*Prompt*: Using the records that follow, copy every line containing the word "label".

*Data for the task*:
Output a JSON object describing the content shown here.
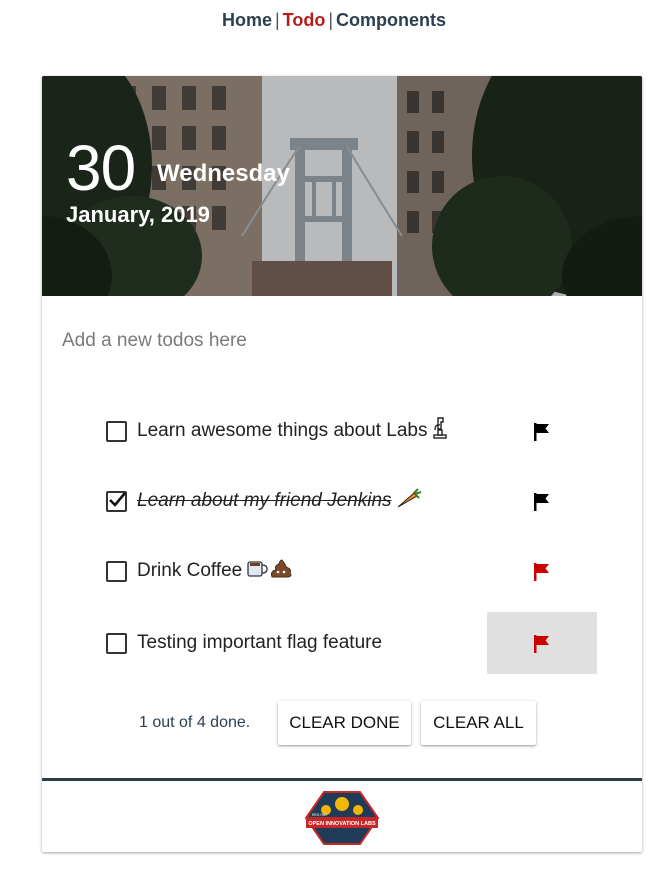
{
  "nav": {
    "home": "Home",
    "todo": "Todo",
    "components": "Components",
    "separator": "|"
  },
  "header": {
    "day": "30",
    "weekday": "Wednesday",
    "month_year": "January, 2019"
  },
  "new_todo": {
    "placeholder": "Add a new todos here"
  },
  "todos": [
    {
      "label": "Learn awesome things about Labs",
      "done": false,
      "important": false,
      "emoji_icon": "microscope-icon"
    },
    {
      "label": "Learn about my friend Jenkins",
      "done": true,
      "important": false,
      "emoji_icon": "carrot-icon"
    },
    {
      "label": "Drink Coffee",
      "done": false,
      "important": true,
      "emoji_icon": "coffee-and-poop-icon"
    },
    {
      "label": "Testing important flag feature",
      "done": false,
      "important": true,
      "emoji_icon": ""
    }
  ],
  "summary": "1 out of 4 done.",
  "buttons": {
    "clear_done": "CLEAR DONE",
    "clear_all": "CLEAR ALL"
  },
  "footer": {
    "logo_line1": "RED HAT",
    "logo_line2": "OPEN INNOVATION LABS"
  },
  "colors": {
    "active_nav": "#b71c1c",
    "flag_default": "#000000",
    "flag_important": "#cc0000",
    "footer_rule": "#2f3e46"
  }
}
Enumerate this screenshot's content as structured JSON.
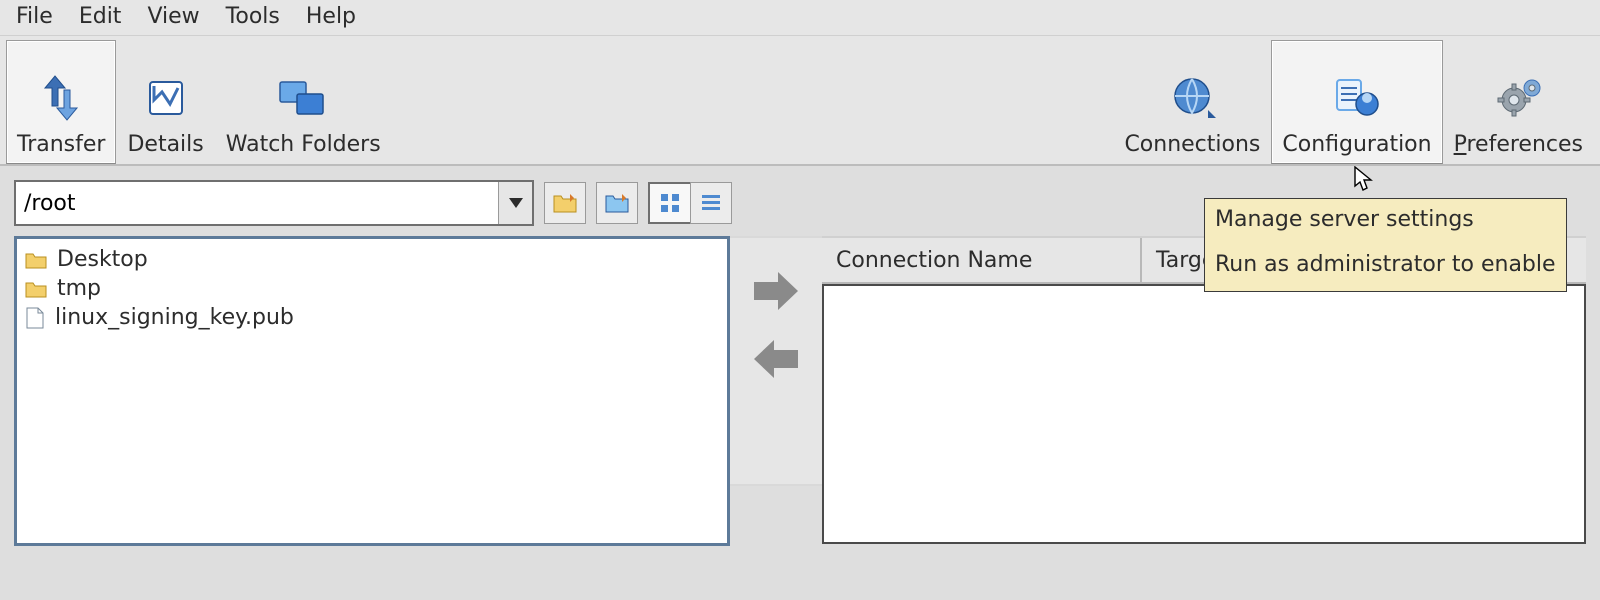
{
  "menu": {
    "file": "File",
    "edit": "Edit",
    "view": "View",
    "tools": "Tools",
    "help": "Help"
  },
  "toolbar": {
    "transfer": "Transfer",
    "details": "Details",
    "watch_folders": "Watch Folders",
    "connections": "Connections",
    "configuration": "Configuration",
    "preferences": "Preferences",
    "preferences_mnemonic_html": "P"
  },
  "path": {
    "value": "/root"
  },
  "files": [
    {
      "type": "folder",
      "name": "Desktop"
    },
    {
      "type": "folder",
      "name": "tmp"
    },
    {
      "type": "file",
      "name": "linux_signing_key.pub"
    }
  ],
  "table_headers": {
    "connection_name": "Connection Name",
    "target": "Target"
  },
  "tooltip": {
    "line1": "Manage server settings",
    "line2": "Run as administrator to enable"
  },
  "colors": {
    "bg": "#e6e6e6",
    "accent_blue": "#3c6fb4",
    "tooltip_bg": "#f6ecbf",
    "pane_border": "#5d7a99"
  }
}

*Answer to the problem*:
      "label": "Learn awesome things about Labs",
      "label": "Learn about my friend Jenkins",
      "label": "Drink Coffee",
      "label": "Testing important flag feature",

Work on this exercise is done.